For each line of the data below that holds "close", copy the line.

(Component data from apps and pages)
=== Begin Enclosure ===
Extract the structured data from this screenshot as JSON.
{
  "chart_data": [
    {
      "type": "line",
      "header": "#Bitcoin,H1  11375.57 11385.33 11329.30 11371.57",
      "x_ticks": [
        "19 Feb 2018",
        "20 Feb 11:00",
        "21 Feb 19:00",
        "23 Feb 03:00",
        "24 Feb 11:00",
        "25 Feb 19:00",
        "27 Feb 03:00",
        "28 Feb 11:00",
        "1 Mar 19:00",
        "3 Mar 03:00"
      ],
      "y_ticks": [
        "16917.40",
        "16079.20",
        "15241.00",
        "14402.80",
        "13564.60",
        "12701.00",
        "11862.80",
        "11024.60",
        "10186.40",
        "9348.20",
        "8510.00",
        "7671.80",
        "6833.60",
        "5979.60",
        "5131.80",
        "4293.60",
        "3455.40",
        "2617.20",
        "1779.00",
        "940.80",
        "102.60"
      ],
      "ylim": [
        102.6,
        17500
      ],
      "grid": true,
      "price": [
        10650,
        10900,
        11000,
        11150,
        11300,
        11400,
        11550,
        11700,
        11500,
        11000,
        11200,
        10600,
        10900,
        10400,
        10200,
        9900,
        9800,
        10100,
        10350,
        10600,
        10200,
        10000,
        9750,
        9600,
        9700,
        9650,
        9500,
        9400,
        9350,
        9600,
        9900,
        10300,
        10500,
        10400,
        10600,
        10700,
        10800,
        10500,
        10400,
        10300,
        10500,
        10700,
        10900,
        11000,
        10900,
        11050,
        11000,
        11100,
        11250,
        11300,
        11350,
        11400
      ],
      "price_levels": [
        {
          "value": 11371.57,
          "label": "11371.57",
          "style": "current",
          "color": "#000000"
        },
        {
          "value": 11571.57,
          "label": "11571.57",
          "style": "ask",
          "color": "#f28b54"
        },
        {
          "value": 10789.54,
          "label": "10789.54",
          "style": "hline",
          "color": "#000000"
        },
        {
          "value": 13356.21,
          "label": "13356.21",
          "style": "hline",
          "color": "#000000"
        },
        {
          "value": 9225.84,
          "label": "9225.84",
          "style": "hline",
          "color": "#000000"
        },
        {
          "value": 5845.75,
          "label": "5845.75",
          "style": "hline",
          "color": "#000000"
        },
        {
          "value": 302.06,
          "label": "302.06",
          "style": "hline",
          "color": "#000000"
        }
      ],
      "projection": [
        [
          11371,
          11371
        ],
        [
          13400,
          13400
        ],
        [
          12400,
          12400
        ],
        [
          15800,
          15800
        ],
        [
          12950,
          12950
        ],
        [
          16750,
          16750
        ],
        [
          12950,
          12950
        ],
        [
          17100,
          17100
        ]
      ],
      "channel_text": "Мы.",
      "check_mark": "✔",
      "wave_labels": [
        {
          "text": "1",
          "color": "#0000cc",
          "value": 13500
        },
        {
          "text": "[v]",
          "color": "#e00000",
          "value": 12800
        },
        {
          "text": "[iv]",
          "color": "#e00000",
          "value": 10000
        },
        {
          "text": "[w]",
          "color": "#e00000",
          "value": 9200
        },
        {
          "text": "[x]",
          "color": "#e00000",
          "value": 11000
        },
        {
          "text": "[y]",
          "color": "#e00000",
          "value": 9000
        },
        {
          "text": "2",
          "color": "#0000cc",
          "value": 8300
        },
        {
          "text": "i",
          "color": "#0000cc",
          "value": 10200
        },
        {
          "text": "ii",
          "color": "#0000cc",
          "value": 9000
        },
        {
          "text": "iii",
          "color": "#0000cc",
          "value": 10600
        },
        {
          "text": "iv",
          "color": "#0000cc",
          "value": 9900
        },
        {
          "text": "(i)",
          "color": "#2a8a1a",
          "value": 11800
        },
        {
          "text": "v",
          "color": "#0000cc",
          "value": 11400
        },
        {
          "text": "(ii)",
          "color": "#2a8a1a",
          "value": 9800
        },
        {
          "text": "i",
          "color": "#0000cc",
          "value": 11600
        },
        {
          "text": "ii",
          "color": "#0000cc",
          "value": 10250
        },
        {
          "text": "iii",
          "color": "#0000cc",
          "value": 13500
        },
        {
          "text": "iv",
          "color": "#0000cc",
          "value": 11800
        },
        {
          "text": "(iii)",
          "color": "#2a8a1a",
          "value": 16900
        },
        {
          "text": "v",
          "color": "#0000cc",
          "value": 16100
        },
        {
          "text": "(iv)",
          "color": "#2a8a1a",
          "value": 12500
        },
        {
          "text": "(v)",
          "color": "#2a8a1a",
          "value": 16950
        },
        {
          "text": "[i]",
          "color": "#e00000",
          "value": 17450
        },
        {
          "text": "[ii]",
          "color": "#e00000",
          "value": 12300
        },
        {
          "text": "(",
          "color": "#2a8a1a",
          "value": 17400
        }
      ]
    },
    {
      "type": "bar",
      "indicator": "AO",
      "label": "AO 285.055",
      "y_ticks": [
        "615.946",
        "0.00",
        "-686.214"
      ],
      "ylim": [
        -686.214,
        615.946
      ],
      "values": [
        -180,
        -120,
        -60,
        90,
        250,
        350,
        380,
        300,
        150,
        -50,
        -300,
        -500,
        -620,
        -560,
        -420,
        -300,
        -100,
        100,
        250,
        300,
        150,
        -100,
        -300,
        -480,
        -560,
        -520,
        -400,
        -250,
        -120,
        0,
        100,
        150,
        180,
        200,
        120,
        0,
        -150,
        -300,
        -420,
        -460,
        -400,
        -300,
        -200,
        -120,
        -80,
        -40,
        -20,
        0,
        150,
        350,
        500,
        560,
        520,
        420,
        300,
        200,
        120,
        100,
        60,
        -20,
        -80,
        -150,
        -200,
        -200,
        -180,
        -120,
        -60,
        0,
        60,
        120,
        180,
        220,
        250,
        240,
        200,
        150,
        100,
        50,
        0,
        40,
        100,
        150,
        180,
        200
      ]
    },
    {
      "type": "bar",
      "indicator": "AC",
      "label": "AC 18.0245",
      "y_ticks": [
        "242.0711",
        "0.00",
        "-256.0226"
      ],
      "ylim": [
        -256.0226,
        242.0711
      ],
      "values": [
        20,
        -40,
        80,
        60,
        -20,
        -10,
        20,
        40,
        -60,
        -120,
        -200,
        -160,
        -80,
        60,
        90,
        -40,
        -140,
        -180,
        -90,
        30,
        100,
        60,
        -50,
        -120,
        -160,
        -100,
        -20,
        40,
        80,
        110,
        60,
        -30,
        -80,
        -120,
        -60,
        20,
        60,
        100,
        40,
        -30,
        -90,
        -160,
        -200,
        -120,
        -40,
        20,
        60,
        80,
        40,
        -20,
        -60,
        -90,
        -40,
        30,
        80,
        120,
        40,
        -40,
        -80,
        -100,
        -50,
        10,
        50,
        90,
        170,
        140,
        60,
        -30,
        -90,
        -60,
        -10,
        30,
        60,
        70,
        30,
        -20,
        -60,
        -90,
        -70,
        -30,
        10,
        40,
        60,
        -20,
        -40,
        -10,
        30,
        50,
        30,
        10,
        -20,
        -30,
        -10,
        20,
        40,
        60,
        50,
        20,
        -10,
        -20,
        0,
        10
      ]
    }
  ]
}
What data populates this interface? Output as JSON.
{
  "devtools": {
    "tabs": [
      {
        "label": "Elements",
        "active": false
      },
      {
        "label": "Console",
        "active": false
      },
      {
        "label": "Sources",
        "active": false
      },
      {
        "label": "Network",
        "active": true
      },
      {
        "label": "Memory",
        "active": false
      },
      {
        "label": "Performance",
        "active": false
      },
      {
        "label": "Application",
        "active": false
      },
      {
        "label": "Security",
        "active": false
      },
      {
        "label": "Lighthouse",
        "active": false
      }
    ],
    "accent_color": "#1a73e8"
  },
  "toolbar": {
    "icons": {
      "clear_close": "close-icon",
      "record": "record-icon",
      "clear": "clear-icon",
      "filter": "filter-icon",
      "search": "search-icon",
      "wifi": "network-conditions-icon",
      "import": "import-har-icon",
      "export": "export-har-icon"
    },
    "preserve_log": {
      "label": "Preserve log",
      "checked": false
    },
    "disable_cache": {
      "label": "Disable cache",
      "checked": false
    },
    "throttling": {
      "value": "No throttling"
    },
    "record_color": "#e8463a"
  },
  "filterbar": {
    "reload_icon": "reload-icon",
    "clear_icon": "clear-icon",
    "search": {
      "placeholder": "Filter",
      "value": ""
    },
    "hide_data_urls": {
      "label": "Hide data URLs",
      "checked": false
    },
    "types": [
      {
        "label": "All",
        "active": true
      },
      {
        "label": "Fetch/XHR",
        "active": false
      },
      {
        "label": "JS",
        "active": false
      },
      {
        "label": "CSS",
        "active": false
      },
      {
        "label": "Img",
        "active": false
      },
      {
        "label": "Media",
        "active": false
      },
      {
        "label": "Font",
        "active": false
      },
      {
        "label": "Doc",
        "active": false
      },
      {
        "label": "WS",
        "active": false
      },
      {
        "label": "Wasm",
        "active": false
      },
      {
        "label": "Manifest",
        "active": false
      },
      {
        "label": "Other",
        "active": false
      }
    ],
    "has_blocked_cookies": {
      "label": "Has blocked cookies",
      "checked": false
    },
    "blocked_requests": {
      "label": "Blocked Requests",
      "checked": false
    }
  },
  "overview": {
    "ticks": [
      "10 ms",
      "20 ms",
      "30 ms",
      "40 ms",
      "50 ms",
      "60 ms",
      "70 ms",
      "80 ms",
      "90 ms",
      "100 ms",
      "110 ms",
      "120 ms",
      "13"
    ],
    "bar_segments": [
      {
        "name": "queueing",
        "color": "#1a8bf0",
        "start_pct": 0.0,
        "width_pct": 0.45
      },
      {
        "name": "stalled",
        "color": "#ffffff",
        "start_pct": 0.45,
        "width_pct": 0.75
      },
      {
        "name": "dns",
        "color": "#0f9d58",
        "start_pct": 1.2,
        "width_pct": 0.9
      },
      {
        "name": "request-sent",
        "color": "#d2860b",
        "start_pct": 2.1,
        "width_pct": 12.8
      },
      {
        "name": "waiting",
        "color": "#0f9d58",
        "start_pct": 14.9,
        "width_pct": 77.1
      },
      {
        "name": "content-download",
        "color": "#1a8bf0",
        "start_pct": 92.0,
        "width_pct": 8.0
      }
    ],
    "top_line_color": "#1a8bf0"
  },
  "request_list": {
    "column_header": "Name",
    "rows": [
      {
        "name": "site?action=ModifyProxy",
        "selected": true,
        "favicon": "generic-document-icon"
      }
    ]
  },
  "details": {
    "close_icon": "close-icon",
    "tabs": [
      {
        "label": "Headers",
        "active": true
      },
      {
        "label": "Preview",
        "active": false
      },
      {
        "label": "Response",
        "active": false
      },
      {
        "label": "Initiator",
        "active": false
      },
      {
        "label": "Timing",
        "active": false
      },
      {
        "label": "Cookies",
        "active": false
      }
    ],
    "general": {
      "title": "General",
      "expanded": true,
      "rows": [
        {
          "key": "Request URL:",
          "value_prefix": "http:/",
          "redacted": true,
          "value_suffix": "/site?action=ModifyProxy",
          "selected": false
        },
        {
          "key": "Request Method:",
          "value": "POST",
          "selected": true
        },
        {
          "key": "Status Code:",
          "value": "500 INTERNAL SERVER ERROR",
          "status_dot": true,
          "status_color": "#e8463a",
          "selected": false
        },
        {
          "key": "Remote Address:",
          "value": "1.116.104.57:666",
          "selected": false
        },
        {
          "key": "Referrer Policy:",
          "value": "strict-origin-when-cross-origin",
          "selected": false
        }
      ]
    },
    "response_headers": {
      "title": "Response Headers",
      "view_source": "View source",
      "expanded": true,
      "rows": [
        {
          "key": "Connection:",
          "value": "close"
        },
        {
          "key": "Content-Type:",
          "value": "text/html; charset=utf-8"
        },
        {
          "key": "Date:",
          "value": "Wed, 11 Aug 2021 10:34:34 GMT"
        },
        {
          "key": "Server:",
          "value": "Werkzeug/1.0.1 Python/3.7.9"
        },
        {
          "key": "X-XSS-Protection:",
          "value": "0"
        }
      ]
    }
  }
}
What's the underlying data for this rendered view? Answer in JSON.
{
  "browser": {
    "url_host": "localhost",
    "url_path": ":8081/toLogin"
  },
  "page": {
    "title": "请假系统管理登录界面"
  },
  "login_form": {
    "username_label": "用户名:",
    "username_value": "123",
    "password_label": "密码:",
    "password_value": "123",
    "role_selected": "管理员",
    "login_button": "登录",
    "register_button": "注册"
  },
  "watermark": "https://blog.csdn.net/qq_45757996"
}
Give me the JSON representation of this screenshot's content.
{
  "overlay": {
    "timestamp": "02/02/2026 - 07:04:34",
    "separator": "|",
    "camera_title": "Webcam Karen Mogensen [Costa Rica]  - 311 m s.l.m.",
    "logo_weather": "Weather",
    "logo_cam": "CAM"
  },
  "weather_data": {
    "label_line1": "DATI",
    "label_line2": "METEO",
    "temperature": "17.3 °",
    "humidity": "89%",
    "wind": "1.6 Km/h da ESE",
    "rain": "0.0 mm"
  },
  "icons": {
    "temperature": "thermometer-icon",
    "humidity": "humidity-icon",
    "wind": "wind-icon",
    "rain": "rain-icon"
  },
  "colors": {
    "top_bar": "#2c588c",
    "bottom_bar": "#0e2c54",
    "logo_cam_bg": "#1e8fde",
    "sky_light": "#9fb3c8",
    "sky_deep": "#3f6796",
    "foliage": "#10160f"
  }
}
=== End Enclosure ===
• _RESPONSE AREA_:
      "clear_close": "close-icon",
    "close_icon": "close-icon",
          "value": "close"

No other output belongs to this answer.